TQL supports the eight basic constraint operators listed in the table below. The table shows a brief explanation of their function, an indication of whether or not they support regular expressions, what field types they apply to, and example event properties they can be applied to.

Operator Function Support regex Applies to Example event properties
== equals no strings, numeric, date userInput, index, beginTime
!= not equals no strings, numeric, date userInput, index, beginTime
~= matches yes strings userInput, folder, fname
!~ not matches yes strings userInput, folder, fname
~~ contains no analyzed text userInputWords, answerTextWords
!~~ not contains no analyzed text userInputWords, answerTextWords
exists exists no any any
notexists does not exist no any any
>, <, >=, <= greater than, less than, greater or equal than, less or equal than no numeric, date transactionsCount, beginTime,

The exists and notexists operators are special in that they only take one argument (the event property to check) and return a match if the constraint is met, e.g. if the parameter exists when we are using the exists operator.

The 'contains' operator ~~ can be used to perform case-insensitive queries of userInputWords and answerTextWords, by checking if a field contains or does not contain a word or word sequence.
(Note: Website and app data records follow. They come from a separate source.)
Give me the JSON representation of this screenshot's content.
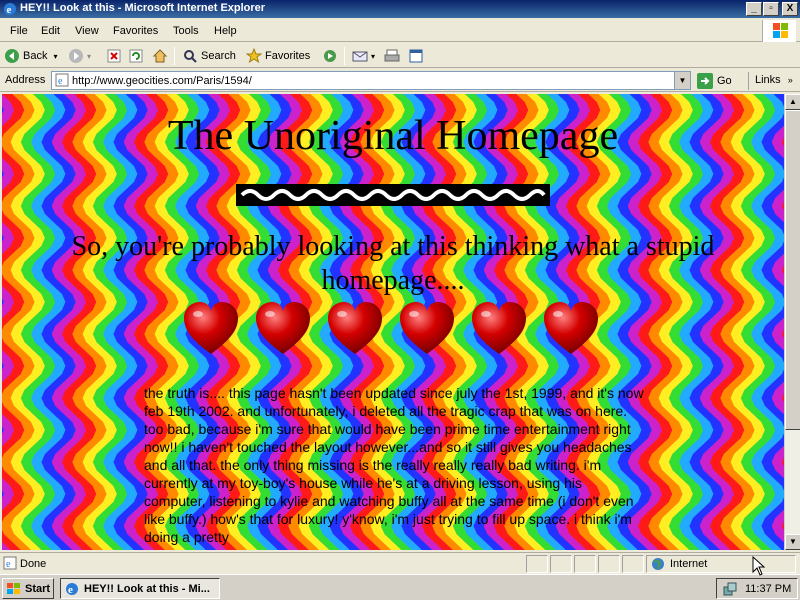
{
  "window": {
    "title": "HEY!! Look at this - Microsoft Internet Explorer",
    "controls": [
      "_",
      "▫",
      "X"
    ]
  },
  "menu": [
    "File",
    "Edit",
    "View",
    "Favorites",
    "Tools",
    "Help"
  ],
  "toolbar": {
    "back": "Back",
    "search": "Search",
    "favorites": "Favorites"
  },
  "address": {
    "label": "Address",
    "url": "http://www.geocities.com/Paris/1594/",
    "go": "Go",
    "links": "Links"
  },
  "page": {
    "heading": "The Unoriginal Homepage",
    "subheading": "So, you're probably looking at this thinking what a stupid homepage....",
    "body": "the truth is.... this page hasn't been updated since july the 1st, 1999, and it's now feb 19th 2002. and unfortunately, i deleted all the tragic crap that was on here. too bad, because i'm sure that would have been prime time entertainment right now!! i haven't touched the layout however...and so it still gives you headaches and all that. the only thing missing is the really really really bad writing. i'm currently at my toy-boy's house while he's at a driving lesson, using his computer, listening to kylie and watching buffy all at the same time (i don't even like buffy.) how's that for luxury! y'know, i'm just trying to fill up space. i think i'm doing a pretty",
    "heart_count": 6
  },
  "status": {
    "text": "Done",
    "zone": "Internet"
  },
  "taskbar": {
    "start": "Start",
    "task": "HEY!! Look at this - Mi...",
    "time": "11:37 PM"
  },
  "colors": {
    "titlebar": "#0a246a",
    "chrome": "#ece9d8",
    "heart": "#d40000"
  }
}
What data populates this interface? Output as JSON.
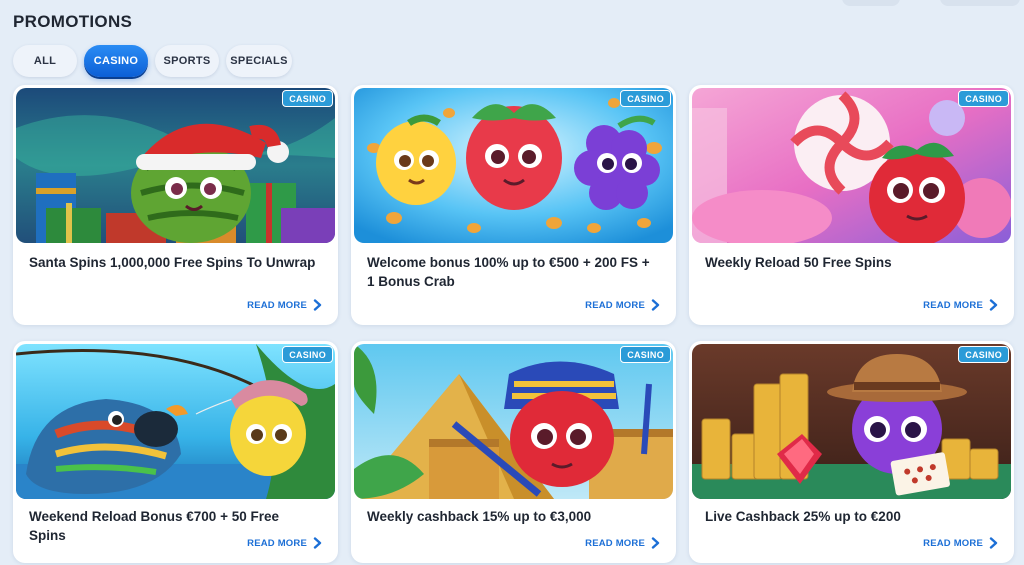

This is possible because these two fields are stored as analyzed text, which is lowercased, tokenized, and normalized before being stored as an array of tokens (words).

Advanced constraints

TQL offers two advanced possibilities you can use to construct especially precise queries: sub queries and skip constraints.

Sub queries

Sub queries allow you to nest a complete TQL query in a main query and access the results in the selection. This is useful, for example, in exploring aggregate results such as averages, etc. The schematic for sub queries is:

x = @( TQL query )

This example shows our sample query adapted as a sub query. In the selection we display unique occurrences of the ID we found:

lu result.id: result = @(la s.id as id, t.e.userInput, t.e2.answerText:  t.e.userInput != "")

We explore sub queries in more detail here.

Skip constraints

Skip constraints helps the you find inputs that come after a specific input that triggered a flow. For example when you want to see what input came right after the user hits the Safetynet fallback flow. The skip-to syntax specifies the order of precedence among transitions or events by setting out a start point and an end point, where the start or end point has some property. The syntax (in pseudo-code) is schematically as follows:

start -{end point constraints}> end point
end point <{start point constraints}- start

The start and end points can be transactions or events (not necessarily in the same transaction). The constraints enclosed by {} specify the constraints that the start or end point must fulfill. The direction of the arrow specifies whether the constraint is skipping forward or backward in the session.

We'll give you a closer view of the syntax as well as some use cases on our How to page about using skip constraints.

Was this page helpful?